▶ [PROBLEM DETAILS] Return all of the records below verbatim.

···

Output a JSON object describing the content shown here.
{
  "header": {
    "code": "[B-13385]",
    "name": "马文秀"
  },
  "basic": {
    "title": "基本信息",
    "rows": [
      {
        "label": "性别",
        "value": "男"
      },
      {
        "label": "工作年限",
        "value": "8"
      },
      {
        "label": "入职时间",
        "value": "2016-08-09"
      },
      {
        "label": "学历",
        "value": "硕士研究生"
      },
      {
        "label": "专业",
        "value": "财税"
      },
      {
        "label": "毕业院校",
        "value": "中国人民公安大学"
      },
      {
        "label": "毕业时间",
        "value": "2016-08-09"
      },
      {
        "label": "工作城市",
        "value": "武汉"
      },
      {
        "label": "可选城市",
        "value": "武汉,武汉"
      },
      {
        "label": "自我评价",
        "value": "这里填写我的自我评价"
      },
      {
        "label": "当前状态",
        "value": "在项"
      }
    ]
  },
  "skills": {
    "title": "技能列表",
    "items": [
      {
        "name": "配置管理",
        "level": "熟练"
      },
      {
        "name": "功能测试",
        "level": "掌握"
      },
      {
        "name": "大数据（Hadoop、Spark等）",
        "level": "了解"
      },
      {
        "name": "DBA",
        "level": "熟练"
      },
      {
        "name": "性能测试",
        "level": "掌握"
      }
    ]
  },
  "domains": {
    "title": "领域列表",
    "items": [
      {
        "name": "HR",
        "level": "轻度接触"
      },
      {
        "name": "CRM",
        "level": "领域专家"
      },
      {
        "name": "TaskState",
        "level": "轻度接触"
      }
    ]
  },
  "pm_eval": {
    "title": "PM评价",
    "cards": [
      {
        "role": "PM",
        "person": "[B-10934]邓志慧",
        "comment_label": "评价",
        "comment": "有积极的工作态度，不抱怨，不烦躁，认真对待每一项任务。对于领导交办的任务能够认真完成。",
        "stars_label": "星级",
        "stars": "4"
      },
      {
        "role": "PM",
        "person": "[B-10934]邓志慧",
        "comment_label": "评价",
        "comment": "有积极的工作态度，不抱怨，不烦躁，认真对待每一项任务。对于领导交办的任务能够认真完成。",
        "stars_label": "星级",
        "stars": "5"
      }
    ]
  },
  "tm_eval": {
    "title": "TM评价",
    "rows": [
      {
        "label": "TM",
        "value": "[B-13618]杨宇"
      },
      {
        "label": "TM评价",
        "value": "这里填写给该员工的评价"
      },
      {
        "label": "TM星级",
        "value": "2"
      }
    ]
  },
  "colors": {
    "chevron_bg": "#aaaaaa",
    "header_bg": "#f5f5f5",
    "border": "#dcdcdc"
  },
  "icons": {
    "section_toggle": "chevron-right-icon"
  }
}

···

▶ [EXERCISE RESULT]
Output a JSON object describing the content shown here.
{
  "header": {
    "code": "[B-13385]",
    "name": "马文秀"
  },
  "basic": {
    "title": "基本信息",
    "rows": [
      {
        "label": "性别",
        "value": "男"
      },
      {
        "label": "工作年限",
        "value": "8"
      },
      {
        "label": "入职时间",
        "value": "2016-08-09"
      },
      {
        "label": "学历",
        "value": "硕士研究生"
      },
      {
        "label": "专业",
        "value": "财税"
      },
      {
        "label": "毕业院校",
        "value": "中国人民公安大学"
      },
      {
        "label": "毕业时间",
        "value": "2016-08-09"
      },
      {
        "label": "工作城市",
        "value": "武汉"
      },
      {
        "label": "可选城市",
        "value": "武汉,武汉"
      },
      {
        "label": "自我评价",
        "value": "这里填写我的自我评价"
      },
      {
        "label": "当前状态",
        "value": "在项"
      }
    ]
  },
  "skills": {
    "title": "技能列表",
    "items": [
      {
        "name": "配置管理",
        "level": "熟练"
      },
      {
        "name": "功能测试",
        "level": "掌握"
      },
      {
        "name": "大数据（Hadoop、Spark等）",
        "level": "了解"
      },
      {
        "name": "DBA",
        "level": "熟练"
      },
      {
        "name": "性能测试",
        "level": "掌握"
      }
    ]
  },
  "domains": {
    "title": "领域列表",
    "items": [
      {
        "name": "HR",
        "level": "轻度接触"
      },
      {
        "name": "CRM",
        "level": "领域专家"
      },
      {
        "name": "TaskState",
        "level": "轻度接触"
      }
    ]
  },
  "pm_eval": {
    "title": "PM评价",
    "cards": [
      {
        "role": "PM",
        "person": "[B-10934]邓志慧",
        "comment_label": "评价",
        "comment": "有积极的工作态度，不抱怨，不烦躁，认真对待每一项任务。对于领导交办的任务能够认真完成。",
        "stars_label": "星级",
        "stars": "4"
      },
      {
        "role": "PM",
        "person": "[B-10934]邓志慧",
        "comment_label": "评价",
        "comment": "有积极的工作态度，不抱怨，不烦躁，认真对待每一项任务。对于领导交办的任务能够认真完成。",
        "stars_label": "星级",
        "stars": "5"
      }
    ]
  },
  "tm_eval": {
    "title": "TM评价",
    "rows": [
      {
        "label": "TM",
        "value": "[B-13618]杨宇"
      },
      {
        "label": "TM评价",
        "value": "这里填写给该员工的评价"
      },
      {
        "label": "TM星级",
        "value": "2"
      }
    ]
  },
  "colors": {
    "chevron_bg": "#aaaaaa",
    "header_bg": "#f5f5f5",
    "border": "#dcdcdc"
  },
  "icons": {
    "section_toggle": "chevron-right-icon"
  }
}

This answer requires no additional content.